**Instructions to follow**. From the entries below, please gather each line containing the string "total".

**Data**.
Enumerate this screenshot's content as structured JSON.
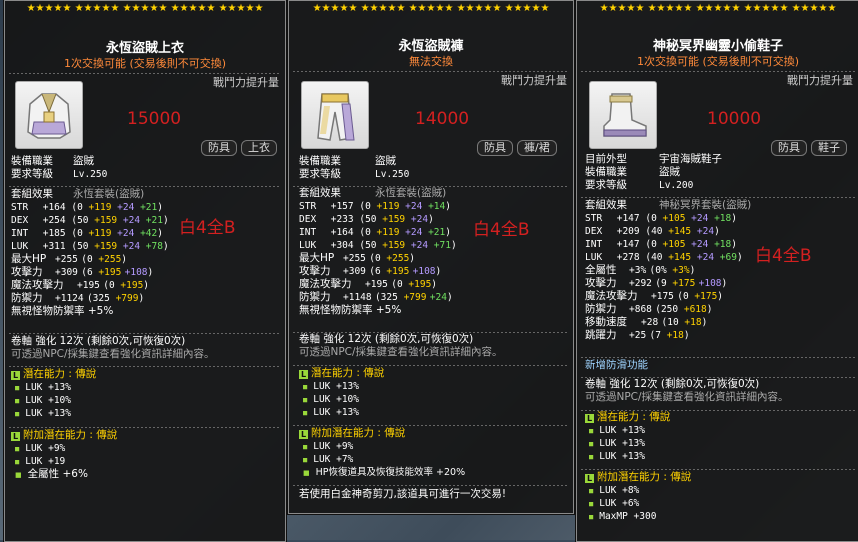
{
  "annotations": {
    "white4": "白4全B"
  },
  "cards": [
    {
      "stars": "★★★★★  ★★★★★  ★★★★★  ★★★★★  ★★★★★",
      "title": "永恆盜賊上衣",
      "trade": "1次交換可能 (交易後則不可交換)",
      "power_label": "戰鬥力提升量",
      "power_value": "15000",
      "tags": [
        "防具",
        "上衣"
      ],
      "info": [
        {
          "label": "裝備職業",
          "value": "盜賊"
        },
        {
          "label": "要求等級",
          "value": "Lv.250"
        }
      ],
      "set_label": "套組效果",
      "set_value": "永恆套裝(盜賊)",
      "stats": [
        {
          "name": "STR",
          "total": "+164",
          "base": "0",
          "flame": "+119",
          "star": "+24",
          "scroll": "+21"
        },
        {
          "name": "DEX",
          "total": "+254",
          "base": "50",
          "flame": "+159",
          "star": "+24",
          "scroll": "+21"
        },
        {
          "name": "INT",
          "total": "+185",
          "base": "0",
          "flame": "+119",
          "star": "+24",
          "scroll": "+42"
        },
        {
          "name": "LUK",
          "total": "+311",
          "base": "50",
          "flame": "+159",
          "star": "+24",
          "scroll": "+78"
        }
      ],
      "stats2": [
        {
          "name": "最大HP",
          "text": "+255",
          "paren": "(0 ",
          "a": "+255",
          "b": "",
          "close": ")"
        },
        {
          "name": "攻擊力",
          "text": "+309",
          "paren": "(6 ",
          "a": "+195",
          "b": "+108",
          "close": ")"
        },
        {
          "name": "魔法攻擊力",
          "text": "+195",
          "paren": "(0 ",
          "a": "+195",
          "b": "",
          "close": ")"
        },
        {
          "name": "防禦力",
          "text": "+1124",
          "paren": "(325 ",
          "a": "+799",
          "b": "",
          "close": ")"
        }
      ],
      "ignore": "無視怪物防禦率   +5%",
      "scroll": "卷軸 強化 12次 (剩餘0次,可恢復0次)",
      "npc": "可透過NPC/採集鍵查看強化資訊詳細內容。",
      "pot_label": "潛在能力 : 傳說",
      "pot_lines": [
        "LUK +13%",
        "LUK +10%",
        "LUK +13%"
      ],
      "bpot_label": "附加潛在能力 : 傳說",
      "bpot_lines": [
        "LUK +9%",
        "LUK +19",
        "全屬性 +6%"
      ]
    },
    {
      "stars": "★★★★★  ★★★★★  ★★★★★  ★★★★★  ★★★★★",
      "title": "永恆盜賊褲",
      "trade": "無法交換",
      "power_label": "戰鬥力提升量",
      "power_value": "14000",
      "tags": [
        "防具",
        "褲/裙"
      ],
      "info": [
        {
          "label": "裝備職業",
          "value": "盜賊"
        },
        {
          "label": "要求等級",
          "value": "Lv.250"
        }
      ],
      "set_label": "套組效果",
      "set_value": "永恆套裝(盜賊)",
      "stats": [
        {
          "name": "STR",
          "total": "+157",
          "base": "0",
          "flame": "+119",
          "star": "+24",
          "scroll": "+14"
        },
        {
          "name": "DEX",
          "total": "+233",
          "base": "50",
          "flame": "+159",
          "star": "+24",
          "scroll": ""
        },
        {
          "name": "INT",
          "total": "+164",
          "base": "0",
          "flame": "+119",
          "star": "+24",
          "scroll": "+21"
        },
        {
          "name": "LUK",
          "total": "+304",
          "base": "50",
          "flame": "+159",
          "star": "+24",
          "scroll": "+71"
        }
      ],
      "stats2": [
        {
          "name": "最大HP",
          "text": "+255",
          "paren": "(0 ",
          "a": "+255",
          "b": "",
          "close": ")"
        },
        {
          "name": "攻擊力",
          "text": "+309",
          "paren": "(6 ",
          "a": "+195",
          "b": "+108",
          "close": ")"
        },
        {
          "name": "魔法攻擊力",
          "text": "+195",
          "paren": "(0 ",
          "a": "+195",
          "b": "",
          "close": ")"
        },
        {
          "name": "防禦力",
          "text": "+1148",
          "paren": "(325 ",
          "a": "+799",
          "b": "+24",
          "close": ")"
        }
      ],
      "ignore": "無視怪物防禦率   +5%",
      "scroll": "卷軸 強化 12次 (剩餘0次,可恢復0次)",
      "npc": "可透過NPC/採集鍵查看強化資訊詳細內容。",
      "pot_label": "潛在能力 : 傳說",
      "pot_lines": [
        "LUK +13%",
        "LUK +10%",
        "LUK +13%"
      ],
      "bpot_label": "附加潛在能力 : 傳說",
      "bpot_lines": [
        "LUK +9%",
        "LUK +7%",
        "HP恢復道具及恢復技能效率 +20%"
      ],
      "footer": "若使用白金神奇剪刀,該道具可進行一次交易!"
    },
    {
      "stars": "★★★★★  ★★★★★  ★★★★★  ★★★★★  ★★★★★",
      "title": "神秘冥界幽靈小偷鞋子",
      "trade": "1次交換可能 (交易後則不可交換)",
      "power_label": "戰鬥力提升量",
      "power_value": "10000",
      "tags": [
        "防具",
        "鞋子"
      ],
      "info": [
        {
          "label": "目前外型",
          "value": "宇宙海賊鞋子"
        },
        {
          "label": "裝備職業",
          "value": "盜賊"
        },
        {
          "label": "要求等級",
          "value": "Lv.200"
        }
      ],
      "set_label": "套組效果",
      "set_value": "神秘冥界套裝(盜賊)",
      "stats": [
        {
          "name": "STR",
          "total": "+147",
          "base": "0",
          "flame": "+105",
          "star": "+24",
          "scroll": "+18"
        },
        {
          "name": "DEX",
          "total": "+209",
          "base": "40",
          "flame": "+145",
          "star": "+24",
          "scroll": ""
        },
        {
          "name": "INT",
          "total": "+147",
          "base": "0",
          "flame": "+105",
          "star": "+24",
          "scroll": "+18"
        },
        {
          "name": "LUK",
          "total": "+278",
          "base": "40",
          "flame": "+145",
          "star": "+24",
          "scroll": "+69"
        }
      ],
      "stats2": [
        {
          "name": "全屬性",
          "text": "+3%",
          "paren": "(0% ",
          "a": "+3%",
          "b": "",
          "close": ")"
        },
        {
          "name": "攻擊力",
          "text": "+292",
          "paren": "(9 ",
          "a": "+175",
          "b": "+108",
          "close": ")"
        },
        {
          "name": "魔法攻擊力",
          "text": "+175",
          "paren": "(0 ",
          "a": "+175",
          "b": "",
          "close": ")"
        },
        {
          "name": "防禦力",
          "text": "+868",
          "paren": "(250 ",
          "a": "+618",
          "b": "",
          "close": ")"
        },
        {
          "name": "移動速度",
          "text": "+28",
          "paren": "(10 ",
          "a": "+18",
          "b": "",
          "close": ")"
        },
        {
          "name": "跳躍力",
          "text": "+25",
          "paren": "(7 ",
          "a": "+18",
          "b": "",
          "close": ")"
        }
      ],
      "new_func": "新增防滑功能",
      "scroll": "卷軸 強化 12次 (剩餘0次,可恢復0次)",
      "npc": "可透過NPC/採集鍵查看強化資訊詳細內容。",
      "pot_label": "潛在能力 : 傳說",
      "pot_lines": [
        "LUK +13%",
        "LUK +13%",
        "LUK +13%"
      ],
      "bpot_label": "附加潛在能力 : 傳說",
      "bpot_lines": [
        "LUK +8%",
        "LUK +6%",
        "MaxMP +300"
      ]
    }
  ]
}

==

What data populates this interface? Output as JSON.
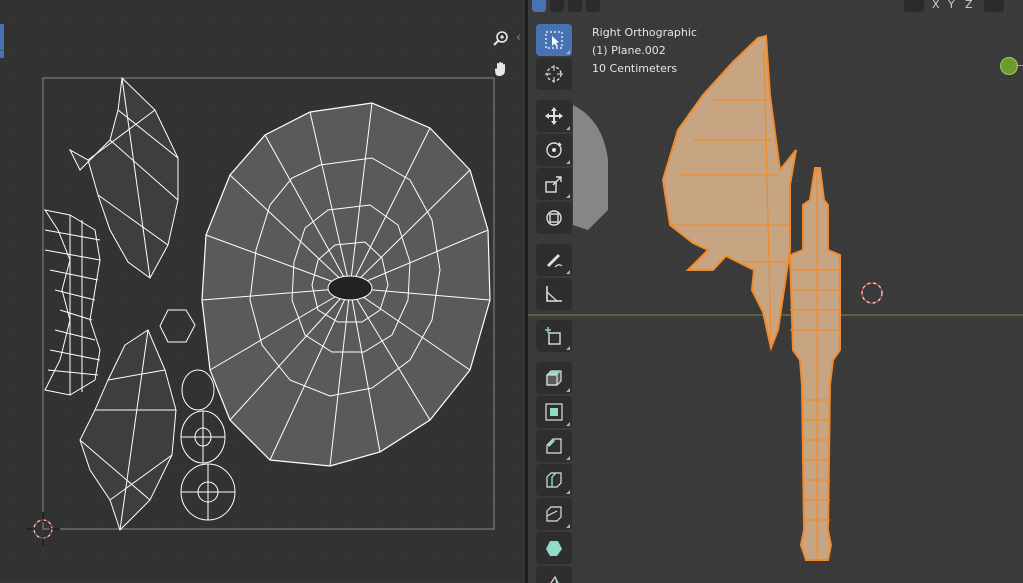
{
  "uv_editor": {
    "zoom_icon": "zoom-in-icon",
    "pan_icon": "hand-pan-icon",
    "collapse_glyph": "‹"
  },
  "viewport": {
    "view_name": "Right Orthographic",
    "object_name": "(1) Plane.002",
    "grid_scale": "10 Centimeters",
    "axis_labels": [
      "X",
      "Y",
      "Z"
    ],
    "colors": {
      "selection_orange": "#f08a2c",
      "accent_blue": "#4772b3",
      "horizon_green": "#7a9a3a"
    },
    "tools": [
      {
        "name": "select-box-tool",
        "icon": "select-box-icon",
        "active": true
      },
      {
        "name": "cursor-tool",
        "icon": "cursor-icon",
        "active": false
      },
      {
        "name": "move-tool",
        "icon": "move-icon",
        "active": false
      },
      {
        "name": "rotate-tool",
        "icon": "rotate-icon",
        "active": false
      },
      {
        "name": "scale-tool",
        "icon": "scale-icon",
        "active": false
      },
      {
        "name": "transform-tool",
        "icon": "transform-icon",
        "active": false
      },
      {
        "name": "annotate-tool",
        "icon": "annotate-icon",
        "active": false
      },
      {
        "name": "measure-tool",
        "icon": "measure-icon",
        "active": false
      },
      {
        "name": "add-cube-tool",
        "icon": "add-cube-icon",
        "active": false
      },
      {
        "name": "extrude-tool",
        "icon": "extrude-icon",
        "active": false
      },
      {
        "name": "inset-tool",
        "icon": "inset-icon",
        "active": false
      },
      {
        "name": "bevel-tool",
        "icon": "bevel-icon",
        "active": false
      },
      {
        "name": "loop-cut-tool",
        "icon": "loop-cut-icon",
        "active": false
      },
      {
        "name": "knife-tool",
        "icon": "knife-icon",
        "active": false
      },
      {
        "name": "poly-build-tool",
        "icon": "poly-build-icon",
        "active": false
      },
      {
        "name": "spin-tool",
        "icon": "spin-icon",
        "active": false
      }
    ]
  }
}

**Exercise result**.
          "total": "+164",
          "total": "+254",
          "total": "+185",
          "total": "+311",
          "total": "+157",
          "total": "+233",
          "total": "+164",
          "total": "+304",
          "total": "+147",
          "total": "+209",
          "total": "+147",
          "total": "+278",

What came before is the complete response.